The same arguments are raised again this year. And, yes, reasonable people can see the need for competition as a solid argument against repealing the PLA ban and worry about the troubling racial history of construction unions. And, yes, reasonable people can see the need to create uniform, fair wages and benefits on government construction projects as a reason to repeal the ban and lament the extent of the hostility of the private sector to the trade unions
Yet once repeal supporters — starting with Mayor Todd Gloria and Council President Sean Elo-Rivera — got down to their central reason for overturning San Diego’s voter-approved ban on PLAs, it didn’t nothing to do with the alleged effectiveness of PLAs in getting projects. fill in. Instead, they say the repeal would ensure that the state or federal government does not cite any PLA bans to allow them to potentially deny hundreds of millions of dollars in state or federal funding to local governments with such bans. His argument hinges on California legislation — backed by unions to limit bans by ostensibly independent charter cities — that was signed into law in 2011 as part of the broader battle over proposed bans like Measure A in San Diego. And it depends on the fact that President Joe Biden signed an executive order that imposes project work agreements on federal projects with certain exceptions in February.
But the twist is that this is a real threat — at least when it comes to San Diego. Measure A has a specific exemption that allows PLAs to be used on projects where doing otherwise would put state or federal funding at risk. And there is no evidence that the ban has cost the city any funding since its passage, as the San Diego Union-Tribune reported last month.

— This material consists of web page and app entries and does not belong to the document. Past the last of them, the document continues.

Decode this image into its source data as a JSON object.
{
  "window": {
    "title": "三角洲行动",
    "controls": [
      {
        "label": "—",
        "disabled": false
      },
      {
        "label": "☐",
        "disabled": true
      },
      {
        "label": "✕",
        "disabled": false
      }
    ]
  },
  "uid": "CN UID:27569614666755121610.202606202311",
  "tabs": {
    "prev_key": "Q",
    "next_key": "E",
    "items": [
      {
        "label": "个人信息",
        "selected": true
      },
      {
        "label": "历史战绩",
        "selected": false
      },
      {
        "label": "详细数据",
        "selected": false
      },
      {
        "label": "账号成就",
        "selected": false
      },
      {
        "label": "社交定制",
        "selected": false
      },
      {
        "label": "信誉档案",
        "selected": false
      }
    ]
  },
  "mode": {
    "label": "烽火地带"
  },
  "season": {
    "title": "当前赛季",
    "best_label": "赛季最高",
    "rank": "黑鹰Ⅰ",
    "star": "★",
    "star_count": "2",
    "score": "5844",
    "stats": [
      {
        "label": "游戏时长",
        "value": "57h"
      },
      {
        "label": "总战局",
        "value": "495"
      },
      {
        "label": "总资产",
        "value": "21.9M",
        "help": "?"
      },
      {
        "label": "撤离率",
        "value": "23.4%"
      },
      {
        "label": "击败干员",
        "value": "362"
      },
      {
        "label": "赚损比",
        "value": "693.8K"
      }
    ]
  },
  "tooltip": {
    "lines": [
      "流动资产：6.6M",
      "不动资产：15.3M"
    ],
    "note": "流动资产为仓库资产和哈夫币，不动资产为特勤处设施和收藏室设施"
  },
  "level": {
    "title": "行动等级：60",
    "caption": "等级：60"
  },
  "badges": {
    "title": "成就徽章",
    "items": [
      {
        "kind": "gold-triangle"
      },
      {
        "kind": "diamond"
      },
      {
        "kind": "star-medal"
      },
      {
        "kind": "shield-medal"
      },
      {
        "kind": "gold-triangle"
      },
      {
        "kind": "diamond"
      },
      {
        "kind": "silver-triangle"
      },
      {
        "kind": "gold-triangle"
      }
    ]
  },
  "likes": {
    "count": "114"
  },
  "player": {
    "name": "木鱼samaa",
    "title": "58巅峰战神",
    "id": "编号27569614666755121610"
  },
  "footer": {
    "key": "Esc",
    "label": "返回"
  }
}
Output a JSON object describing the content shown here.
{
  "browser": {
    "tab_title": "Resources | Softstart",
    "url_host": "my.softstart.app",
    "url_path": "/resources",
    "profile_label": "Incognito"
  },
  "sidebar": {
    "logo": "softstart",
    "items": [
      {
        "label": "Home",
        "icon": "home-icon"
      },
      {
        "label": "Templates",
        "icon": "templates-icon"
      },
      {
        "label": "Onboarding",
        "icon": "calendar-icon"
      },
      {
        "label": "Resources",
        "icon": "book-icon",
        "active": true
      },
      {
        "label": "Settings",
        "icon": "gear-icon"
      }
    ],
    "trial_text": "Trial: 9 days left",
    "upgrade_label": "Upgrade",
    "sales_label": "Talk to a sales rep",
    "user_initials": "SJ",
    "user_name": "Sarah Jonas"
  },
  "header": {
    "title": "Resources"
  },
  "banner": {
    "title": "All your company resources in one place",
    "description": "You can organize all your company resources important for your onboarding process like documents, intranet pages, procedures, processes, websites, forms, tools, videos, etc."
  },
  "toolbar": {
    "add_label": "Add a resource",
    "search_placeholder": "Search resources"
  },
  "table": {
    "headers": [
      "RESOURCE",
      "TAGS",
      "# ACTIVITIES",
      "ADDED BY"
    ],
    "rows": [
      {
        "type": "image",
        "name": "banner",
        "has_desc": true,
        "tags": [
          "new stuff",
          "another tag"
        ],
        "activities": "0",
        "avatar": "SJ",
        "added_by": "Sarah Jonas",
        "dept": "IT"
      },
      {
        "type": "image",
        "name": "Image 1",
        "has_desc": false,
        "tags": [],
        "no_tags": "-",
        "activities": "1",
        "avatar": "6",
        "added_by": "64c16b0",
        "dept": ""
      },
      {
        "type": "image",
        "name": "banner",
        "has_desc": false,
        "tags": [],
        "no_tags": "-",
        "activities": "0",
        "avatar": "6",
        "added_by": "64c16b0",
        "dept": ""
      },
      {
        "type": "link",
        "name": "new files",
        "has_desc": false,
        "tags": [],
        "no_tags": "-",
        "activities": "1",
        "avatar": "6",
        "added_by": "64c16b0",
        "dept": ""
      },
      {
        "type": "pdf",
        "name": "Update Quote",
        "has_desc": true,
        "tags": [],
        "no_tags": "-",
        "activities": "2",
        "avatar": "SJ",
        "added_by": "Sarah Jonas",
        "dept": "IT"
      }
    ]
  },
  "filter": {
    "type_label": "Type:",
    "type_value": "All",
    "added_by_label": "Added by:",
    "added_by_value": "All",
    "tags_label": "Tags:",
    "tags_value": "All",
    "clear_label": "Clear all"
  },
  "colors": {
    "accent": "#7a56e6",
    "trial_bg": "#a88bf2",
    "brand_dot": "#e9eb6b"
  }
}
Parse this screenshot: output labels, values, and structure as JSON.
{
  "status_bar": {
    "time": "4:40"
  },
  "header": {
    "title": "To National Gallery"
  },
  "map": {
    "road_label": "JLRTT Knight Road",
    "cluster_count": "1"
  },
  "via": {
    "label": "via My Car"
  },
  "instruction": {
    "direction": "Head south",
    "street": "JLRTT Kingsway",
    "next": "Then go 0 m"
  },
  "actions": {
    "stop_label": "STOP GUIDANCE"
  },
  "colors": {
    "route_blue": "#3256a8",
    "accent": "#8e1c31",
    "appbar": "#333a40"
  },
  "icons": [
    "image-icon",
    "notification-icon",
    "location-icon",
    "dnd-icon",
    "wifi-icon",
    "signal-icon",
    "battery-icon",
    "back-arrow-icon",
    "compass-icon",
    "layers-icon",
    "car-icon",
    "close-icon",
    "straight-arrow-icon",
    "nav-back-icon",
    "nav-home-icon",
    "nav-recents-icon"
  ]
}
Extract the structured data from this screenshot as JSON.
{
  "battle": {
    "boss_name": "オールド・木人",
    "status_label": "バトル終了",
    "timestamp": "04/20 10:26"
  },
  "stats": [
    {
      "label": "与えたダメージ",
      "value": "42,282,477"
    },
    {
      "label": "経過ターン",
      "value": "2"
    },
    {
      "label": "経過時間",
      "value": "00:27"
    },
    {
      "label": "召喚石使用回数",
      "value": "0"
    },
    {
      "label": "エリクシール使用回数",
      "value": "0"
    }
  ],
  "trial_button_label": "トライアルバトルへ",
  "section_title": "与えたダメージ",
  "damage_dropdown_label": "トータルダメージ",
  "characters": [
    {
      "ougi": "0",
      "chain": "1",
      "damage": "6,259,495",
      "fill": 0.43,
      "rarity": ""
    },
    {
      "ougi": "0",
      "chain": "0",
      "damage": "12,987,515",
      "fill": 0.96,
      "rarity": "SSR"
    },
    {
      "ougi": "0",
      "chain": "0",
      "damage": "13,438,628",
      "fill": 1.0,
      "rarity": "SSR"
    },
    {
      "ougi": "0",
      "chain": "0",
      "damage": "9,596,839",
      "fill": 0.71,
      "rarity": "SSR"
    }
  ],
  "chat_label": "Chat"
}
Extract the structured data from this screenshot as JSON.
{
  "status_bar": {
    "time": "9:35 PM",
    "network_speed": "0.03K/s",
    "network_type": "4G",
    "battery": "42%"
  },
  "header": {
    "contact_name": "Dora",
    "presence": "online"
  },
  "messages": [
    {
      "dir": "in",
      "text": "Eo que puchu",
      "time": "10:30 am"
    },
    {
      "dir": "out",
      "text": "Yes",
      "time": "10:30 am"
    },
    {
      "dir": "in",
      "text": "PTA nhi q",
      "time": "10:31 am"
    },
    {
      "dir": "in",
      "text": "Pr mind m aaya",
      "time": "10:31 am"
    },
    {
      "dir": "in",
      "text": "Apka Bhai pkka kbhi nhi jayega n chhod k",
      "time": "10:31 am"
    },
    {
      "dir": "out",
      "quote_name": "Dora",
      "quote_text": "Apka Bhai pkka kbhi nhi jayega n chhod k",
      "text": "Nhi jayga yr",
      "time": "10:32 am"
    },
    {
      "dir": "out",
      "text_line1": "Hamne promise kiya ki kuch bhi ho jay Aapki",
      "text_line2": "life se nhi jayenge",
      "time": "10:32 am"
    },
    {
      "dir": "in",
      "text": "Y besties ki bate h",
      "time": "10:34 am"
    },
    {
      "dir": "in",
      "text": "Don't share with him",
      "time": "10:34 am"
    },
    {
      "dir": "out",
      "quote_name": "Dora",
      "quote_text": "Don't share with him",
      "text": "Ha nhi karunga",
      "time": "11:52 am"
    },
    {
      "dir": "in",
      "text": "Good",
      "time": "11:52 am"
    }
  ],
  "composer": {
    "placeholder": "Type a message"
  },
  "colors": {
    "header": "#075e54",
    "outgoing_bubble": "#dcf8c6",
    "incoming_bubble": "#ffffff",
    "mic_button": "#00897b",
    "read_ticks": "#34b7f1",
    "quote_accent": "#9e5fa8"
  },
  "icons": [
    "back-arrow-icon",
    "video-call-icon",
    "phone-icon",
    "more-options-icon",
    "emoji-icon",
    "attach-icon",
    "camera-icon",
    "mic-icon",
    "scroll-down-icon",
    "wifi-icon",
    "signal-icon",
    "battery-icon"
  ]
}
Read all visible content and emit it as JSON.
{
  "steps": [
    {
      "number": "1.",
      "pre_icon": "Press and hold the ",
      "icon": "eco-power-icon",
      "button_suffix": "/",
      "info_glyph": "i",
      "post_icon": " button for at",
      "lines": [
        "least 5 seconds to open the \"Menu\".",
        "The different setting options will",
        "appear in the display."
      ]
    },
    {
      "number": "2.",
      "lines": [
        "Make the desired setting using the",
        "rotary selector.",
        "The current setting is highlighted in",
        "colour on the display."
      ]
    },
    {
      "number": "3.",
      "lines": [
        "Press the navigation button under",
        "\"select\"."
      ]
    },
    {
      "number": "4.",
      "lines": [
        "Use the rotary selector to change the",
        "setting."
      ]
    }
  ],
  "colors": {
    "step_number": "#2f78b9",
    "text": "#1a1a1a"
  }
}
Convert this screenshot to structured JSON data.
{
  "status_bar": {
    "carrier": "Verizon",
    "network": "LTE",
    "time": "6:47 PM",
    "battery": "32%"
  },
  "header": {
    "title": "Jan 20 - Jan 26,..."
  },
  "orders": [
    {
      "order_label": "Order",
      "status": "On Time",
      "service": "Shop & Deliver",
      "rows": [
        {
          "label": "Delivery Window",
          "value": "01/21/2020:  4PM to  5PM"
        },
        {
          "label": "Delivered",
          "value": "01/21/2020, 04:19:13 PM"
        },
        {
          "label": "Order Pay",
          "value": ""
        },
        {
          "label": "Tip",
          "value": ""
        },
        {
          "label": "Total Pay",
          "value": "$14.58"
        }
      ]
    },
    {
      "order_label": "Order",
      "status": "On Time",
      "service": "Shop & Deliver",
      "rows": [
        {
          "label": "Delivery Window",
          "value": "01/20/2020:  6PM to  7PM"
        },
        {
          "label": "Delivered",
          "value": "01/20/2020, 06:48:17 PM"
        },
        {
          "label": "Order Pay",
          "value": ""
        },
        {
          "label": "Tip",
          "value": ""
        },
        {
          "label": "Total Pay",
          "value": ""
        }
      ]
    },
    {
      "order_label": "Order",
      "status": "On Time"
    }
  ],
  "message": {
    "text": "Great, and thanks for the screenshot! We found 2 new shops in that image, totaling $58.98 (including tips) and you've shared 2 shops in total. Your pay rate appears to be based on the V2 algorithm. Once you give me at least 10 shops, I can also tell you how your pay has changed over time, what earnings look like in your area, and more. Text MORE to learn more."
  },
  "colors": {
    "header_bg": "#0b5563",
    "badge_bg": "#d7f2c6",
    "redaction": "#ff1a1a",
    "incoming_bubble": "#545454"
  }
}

Should there be a vigorous debate about union and business influence in government contracting decisions? Of course. Such debates must also consider sensitive diversity issues—not only historical obstacles for Blacks in the construction industry, but the fact that in the United States, more than 1.5 million undocumented people, mostly Latinos, are they working in the industry without full legal protection? Absolutely. But that broad, healthy discussion isn’t what’s happening with Measure D. Instead, voters are being told they have to act or the sky will fall, denying the city the state and federal funding it needs to complete many projects. citizens who need it.
This statement cannot be supported. The bottom line is that draft labor agreements limit fair competition and put smaller businesses — and especially many Blacks — at a disadvantage. Nothing in Measure D changes that. The San Diego Union-Tribune Editorial Board recommends a “no” vote on Measure D.